The recommended time for the fast is at least 10 days, and my experience has been that if I can just make it past day 4, the rest is much easier. The really hard part is not going nuts and overeating when ending the fast. Stanley Burroughs recommends 2 days of orange juice followed by easing into vegetable soup. I prefer grapefruit instead of orange, and rarely can make it 2 days of just the juice. Instead, I start letting myself have miso soup on the 2nd day off the master cleanser solution.

I am on day 2 of the fast now. I will be blogging more about fasting in the coming days….just in case anyone wants to join me and wants some moral support…….or to lend me some!

Happy New Year!

Pesticides in Produce: The 12 Most Important Organic Purchases

My friend and I were talking about nutrition this weekend, as I am wont to do, and the price of organic food came up. Here in New York, where a small box of shredded wheat is often $7, it’s hard to conceive of committing to an even more expensive lifestyle. (I’ve seen some marketing articles saying that moms are a big target for organic corporations, because they will buy only the best for their baby, even if they won’t for themselves.)

There’s rising awareness that all food is not created equal. Michael Palin, in The Omnivore’s Dilemma, reminded us that organic foods are more full of nutrients and less full of pesticides. For anyone on a budget, however, the prices are hard to resolve.

One thing that helped me was to hear that certain fruits and vegetables are not as important to buy organic. It’s not a black-and-white situation! Whew! (I’m queen of the gray area.) Fleshy fruits and vegetables absorb more pesticides, so you want to buy those organic.

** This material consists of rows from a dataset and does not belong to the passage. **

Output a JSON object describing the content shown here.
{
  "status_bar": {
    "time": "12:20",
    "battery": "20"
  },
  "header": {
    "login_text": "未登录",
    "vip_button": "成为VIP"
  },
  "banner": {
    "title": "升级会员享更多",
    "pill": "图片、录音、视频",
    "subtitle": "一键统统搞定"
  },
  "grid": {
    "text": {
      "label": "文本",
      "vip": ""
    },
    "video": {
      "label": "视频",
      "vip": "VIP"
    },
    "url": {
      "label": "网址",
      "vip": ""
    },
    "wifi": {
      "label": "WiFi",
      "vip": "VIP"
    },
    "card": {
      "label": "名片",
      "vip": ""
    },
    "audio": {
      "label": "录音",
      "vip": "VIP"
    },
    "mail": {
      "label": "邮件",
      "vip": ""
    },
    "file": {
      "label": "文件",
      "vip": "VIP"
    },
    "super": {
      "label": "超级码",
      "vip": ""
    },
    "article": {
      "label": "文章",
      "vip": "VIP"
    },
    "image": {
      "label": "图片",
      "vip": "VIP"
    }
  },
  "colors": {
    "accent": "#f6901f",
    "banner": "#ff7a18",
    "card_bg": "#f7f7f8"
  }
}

Hard-skinned ones, you can go for cheap.

I found a great wallet card from the Environmental Working Group, here’s their list:

DIRTY DOZEN: (buy these organic)

  1. Peaches
  2. Apples
  3. Sweet Bell Peppers
  4. Celery
  5. Nectarines
  6. Strawberries
  7. Cherries
  8. Lettuce
  9. Grapes (imported)
  10. Pears
  11. Spinach
  12. Potatoes
CLEANEST 12: (can buy conventional)

  1. Onions
  2. Avocado
  3. Corn (frozen)
  4. Pineapples
  5. Mango
  6. Peas (frozen)
  7. Asparagus
  8. Kiwi
  9. Bananas
  10. Cabbage
  11. Broccoli
  12. Eggplant

So I can skip the $4 organic broccoli at my local Key Foods.

You can download the wallet card, or get more information at Here’s their explanation:

Why Should You Care About Pesticides?
There is growing consensus in the scientific community that small doses of pesticides and other chemicals can adversely affect people, especially during vulnerable periods of fetal development and childhood when exposures can have long lasting effects. Because the toxic effects of pesticides are worrisome, not well understood, or in some cases completely unstudied, shoppers are wise to minimize exposure to pesticides whenever possible.

What’s the Difference?
An EWG simulation of thousands of consumers eating high and low pesticide diets shows that people can lower their pesticide exposure by almost 90 percent by avoiding the top twelve most contaminated fruits and vegetables and eating the least contaminated instead. Eating the 12 most contaminated fruits and vegetables will expose a person to about 14 pesticides per day, on average. Eating the 12 least contaminated will expose a person to less than 2 pesticides per day. Less dramatic comparisons will produce less dramatic reductions, but without doubt using the Guide provides people with a way to make choices that lower pesticide exposure in the diet.

Will Washing and Peeling Help?
Nearly all of the data used to create these lists already considers how people typically wash and prepare produce (for example, apples are washed before testing, bananas are peeled). While washing and rinsing fresh produce may reduce levels of some pesticides, it does not eliminate them. Peeling also reduces exposures, but valuable nutrients often go down the drain with the peel. The best option is to eat a varied diet, wash all produce, and choose organic when possible to reduce exposure to potentially harmful chemicals.